supporting material definition
An Example from a Student Speech
Step 2. Clogged arteries and veins are a result of inactivity. (example) Excess fat also caused by inactivity leads to a higher incidence of heart disease. (explanation and example)
If you tell your audience that you researched and found thousands of individuals who reported near-death experiences, I can assure you that your audience has no desire to hear all of these reports. But if you choose one or two incidents from this research to use as examples, it will provide them with specifics that help them better understand the phenomenon from an individual point of view. Examples, then, are used by the speaker to clarify information and to provide a narrower focus from the research.
An example is an item of information that is typical of a class or group and acts to represent the larger group. You use examples as a means to explain yourself every day. When you tell a friend that you are overwhelmed and then mention a particularly time-consuming assignment that must be completed in two days, you’ve given your friend an example -one specific item from a list of many items that are causing you stress at that moment. You will often find that providing an example is equally helpful in a presentation.

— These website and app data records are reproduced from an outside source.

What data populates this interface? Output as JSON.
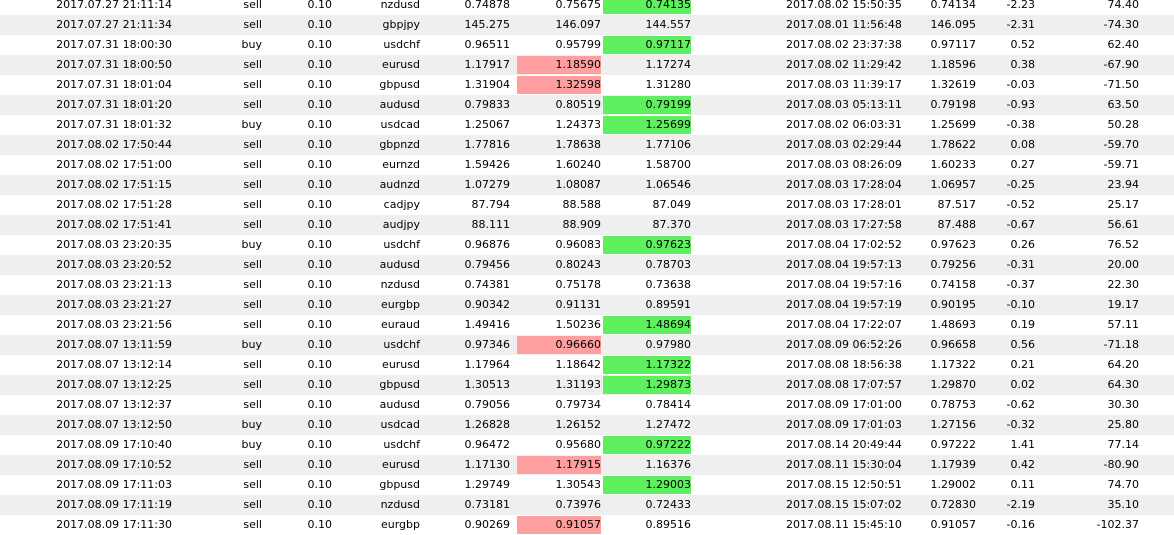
{
  "colors": {
    "red_highlight": "#ff9f9f",
    "green_highlight": "#5ef05e",
    "row_alt": "#efefef"
  },
  "rows": [
    {
      "open": "2017.07.27 21:11:14",
      "type": "sell",
      "size": "0.10",
      "symbol": "nzdusd",
      "price": "0.74878",
      "sl": "0.75675",
      "tp": "0.74135",
      "close": "2017.08.02 15:50:35",
      "close_price": "0.74134",
      "swap": "-2.23",
      "profit": "74.40",
      "hit": "tp"
    },
    {
      "open": "2017.07.27 21:11:34",
      "type": "sell",
      "size": "0.10",
      "symbol": "gbpjpy",
      "price": "145.275",
      "sl": "146.097",
      "tp": "144.557",
      "close": "2017.08.01 11:56:48",
      "close_price": "146.095",
      "swap": "-2.31",
      "profit": "-74.30",
      "hit": ""
    },
    {
      "open": "2017.07.31 18:00:30",
      "type": "buy",
      "size": "0.10",
      "symbol": "usdchf",
      "price": "0.96511",
      "sl": "0.95799",
      "tp": "0.97117",
      "close": "2017.08.02 23:37:38",
      "close_price": "0.97117",
      "swap": "0.52",
      "profit": "62.40",
      "hit": "tp"
    },
    {
      "open": "2017.07.31 18:00:50",
      "type": "sell",
      "size": "0.10",
      "symbol": "eurusd",
      "price": "1.17917",
      "sl": "1.18590",
      "tp": "1.17274",
      "close": "2017.08.02 11:29:42",
      "close_price": "1.18596",
      "swap": "0.38",
      "profit": "-67.90",
      "hit": "sl"
    },
    {
      "open": "2017.07.31 18:01:04",
      "type": "sell",
      "size": "0.10",
      "symbol": "gbpusd",
      "price": "1.31904",
      "sl": "1.32598",
      "tp": "1.31280",
      "close": "2017.08.03 11:39:17",
      "close_price": "1.32619",
      "swap": "-0.03",
      "profit": "-71.50",
      "hit": "sl"
    },
    {
      "open": "2017.07.31 18:01:20",
      "type": "sell",
      "size": "0.10",
      "symbol": "audusd",
      "price": "0.79833",
      "sl": "0.80519",
      "tp": "0.79199",
      "close": "2017.08.03 05:13:11",
      "close_price": "0.79198",
      "swap": "-0.93",
      "profit": "63.50",
      "hit": "tp"
    },
    {
      "open": "2017.07.31 18:01:32",
      "type": "buy",
      "size": "0.10",
      "symbol": "usdcad",
      "price": "1.25067",
      "sl": "1.24373",
      "tp": "1.25699",
      "close": "2017.08.02 06:03:31",
      "close_price": "1.25699",
      "swap": "-0.38",
      "profit": "50.28",
      "hit": "tp"
    },
    {
      "open": "2017.08.02 17:50:44",
      "type": "sell",
      "size": "0.10",
      "symbol": "gbpnzd",
      "price": "1.77816",
      "sl": "1.78638",
      "tp": "1.77106",
      "close": "2017.08.03 02:29:44",
      "close_price": "1.78622",
      "swap": "0.08",
      "profit": "-59.70",
      "hit": ""
    },
    {
      "open": "2017.08.02 17:51:00",
      "type": "sell",
      "size": "0.10",
      "symbol": "eurnzd",
      "price": "1.59426",
      "sl": "1.60240",
      "tp": "1.58700",
      "close": "2017.08.03 08:26:09",
      "close_price": "1.60233",
      "swap": "0.27",
      "profit": "-59.71",
      "hit": ""
    },
    {
      "open": "2017.08.02 17:51:15",
      "type": "sell",
      "size": "0.10",
      "symbol": "audnzd",
      "price": "1.07279",
      "sl": "1.08087",
      "tp": "1.06546",
      "close": "2017.08.03 17:28:04",
      "close_price": "1.06957",
      "swap": "-0.25",
      "profit": "23.94",
      "hit": ""
    },
    {
      "open": "2017.08.02 17:51:28",
      "type": "sell",
      "size": "0.10",
      "symbol": "cadjpy",
      "price": "87.794",
      "sl": "88.588",
      "tp": "87.049",
      "close": "2017.08.03 17:28:01",
      "close_price": "87.517",
      "swap": "-0.52",
      "profit": "25.17",
      "hit": ""
    },
    {
      "open": "2017.08.02 17:51:41",
      "type": "sell",
      "size": "0.10",
      "symbol": "audjpy",
      "price": "88.111",
      "sl": "88.909",
      "tp": "87.370",
      "close": "2017.08.03 17:27:58",
      "close_price": "87.488",
      "swap": "-0.67",
      "profit": "56.61",
      "hit": ""
    },
    {
      "open": "2017.08.03 23:20:35",
      "type": "buy",
      "size": "0.10",
      "symbol": "usdchf",
      "price": "0.96876",
      "sl": "0.96083",
      "tp": "0.97623",
      "close": "2017.08.04 17:02:52",
      "close_price": "0.97623",
      "swap": "0.26",
      "profit": "76.52",
      "hit": "tp"
    },
    {
      "open": "2017.08.03 23:20:52",
      "type": "sell",
      "size": "0.10",
      "symbol": "audusd",
      "price": "0.79456",
      "sl": "0.80243",
      "tp": "0.78703",
      "close": "2017.08.04 19:57:13",
      "close_price": "0.79256",
      "swap": "-0.31",
      "profit": "20.00",
      "hit": ""
    },
    {
      "open": "2017.08.03 23:21:13",
      "type": "sell",
      "size": "0.10",
      "symbol": "nzdusd",
      "price": "0.74381",
      "sl": "0.75178",
      "tp": "0.73638",
      "close": "2017.08.04 19:57:16",
      "close_price": "0.74158",
      "swap": "-0.37",
      "profit": "22.30",
      "hit": ""
    },
    {
      "open": "2017.08.03 23:21:27",
      "type": "sell",
      "size": "0.10",
      "symbol": "eurgbp",
      "price": "0.90342",
      "sl": "0.91131",
      "tp": "0.89591",
      "close": "2017.08.04 19:57:19",
      "close_price": "0.90195",
      "swap": "-0.10",
      "profit": "19.17",
      "hit": ""
    },
    {
      "open": "2017.08.03 23:21:56",
      "type": "sell",
      "size": "0.10",
      "symbol": "euraud",
      "price": "1.49416",
      "sl": "1.50236",
      "tp": "1.48694",
      "close": "2017.08.04 17:22:07",
      "close_price": "1.48693",
      "swap": "0.19",
      "profit": "57.11",
      "hit": "tp"
    },
    {
      "open": "2017.08.07 13:11:59",
      "type": "buy",
      "size": "0.10",
      "symbol": "usdchf",
      "price": "0.97346",
      "sl": "0.96660",
      "tp": "0.97980",
      "close": "2017.08.09 06:52:26",
      "close_price": "0.96658",
      "swap": "0.56",
      "profit": "-71.18",
      "hit": "sl"
    },
    {
      "open": "2017.08.07 13:12:14",
      "type": "sell",
      "size": "0.10",
      "symbol": "eurusd",
      "price": "1.17964",
      "sl": "1.18642",
      "tp": "1.17322",
      "close": "2017.08.08 18:56:38",
      "close_price": "1.17322",
      "swap": "0.21",
      "profit": "64.20",
      "hit": "tp"
    },
    {
      "open": "2017.08.07 13:12:25",
      "type": "sell",
      "size": "0.10",
      "symbol": "gbpusd",
      "price": "1.30513",
      "sl": "1.31193",
      "tp": "1.29873",
      "close": "2017.08.08 17:07:57",
      "close_price": "1.29870",
      "swap": "0.02",
      "profit": "64.30",
      "hit": "tp"
    },
    {
      "open": "2017.08.07 13:12:37",
      "type": "sell",
      "size": "0.10",
      "symbol": "audusd",
      "price": "0.79056",
      "sl": "0.79734",
      "tp": "0.78414",
      "close": "2017.08.09 17:01:00",
      "close_price": "0.78753",
      "swap": "-0.62",
      "profit": "30.30",
      "hit": ""
    },
    {
      "open": "2017.08.07 13:12:50",
      "type": "buy",
      "size": "0.10",
      "symbol": "usdcad",
      "price": "1.26828",
      "sl": "1.26152",
      "tp": "1.27472",
      "close": "2017.08.09 17:01:03",
      "close_price": "1.27156",
      "swap": "-0.32",
      "profit": "25.80",
      "hit": ""
    },
    {
      "open": "2017.08.09 17:10:40",
      "type": "buy",
      "size": "0.10",
      "symbol": "usdchf",
      "price": "0.96472",
      "sl": "0.95680",
      "tp": "0.97222",
      "close": "2017.08.14 20:49:44",
      "close_price": "0.97222",
      "swap": "1.41",
      "profit": "77.14",
      "hit": "tp"
    },
    {
      "open": "2017.08.09 17:10:52",
      "type": "sell",
      "size": "0.10",
      "symbol": "eurusd",
      "price": "1.17130",
      "sl": "1.17915",
      "tp": "1.16376",
      "close": "2017.08.11 15:30:04",
      "close_price": "1.17939",
      "swap": "0.42",
      "profit": "-80.90",
      "hit": "sl"
    },
    {
      "open": "2017.08.09 17:11:03",
      "type": "sell",
      "size": "0.10",
      "symbol": "gbpusd",
      "price": "1.29749",
      "sl": "1.30543",
      "tp": "1.29003",
      "close": "2017.08.15 12:50:51",
      "close_price": "1.29002",
      "swap": "0.11",
      "profit": "74.70",
      "hit": "tp"
    },
    {
      "open": "2017.08.09 17:11:19",
      "type": "sell",
      "size": "0.10",
      "symbol": "nzdusd",
      "price": "0.73181",
      "sl": "0.73976",
      "tp": "0.72433",
      "close": "2017.08.15 15:07:02",
      "close_price": "0.72830",
      "swap": "-2.19",
      "profit": "35.10",
      "hit": ""
    },
    {
      "open": "2017.08.09 17:11:30",
      "type": "sell",
      "size": "0.10",
      "symbol": "eurgbp",
      "price": "0.90269",
      "sl": "0.91057",
      "tp": "0.89516",
      "close": "2017.08.11 15:45:10",
      "close_price": "0.91057",
      "swap": "-0.16",
      "profit": "-102.37",
      "hit": "sl"
    }
  ]
}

The key to effectively using examples in your speeches is this: what is an example to you may not be an example to your audience, if they have a different experience. One of the authors has been teaching four decades and cannot use the same pop culture examples she used to use in class. Television shows from twenty years ago are pretty meaningless to audiences today. Time and age are not the only reasons an example may not work with the audience. If you are a huge soccer fan speaking to a group who barely knows soccer, using a well-known soccer player as an example of perseverance or overcoming discrimination in the sports world may not communicate. It may only leave the audience members scratching their heads.
Description is useful as supporting material in terms of describing processes. This topic was discussed in Chapter 6 in chronological patterns of organization. Describing processes requires detail and not taking for granted what the audience already knows. Some instructors use the “peanut butter sandwich” example to make this point: How would you describe making a peanut butter and jelly sandwich to someone who had never seena sandwich, peanut butter, or jelly? You would need to put yourself in their shoes to describe the process and not assume they know that the peanut butter and jelly go on the inside, facing surfaces of the bread, and that two pieces of bread are involved.
Examples: Concrete instances. Visual is better. Make sure the audience understands what the example is illustrating (3 rd step)
Testimony (authority): direct quotations or paraphrases – using someone else’s knowledge/information and, thus, their credibility. Requires acknowledgement (oral citation).
4. Detail — Each piece of support needs to be developed to the point that audience members can both understand the item of support AND can see how the item backs up the point it is used to support.
University of Hawai’i Maui Community College Speech Department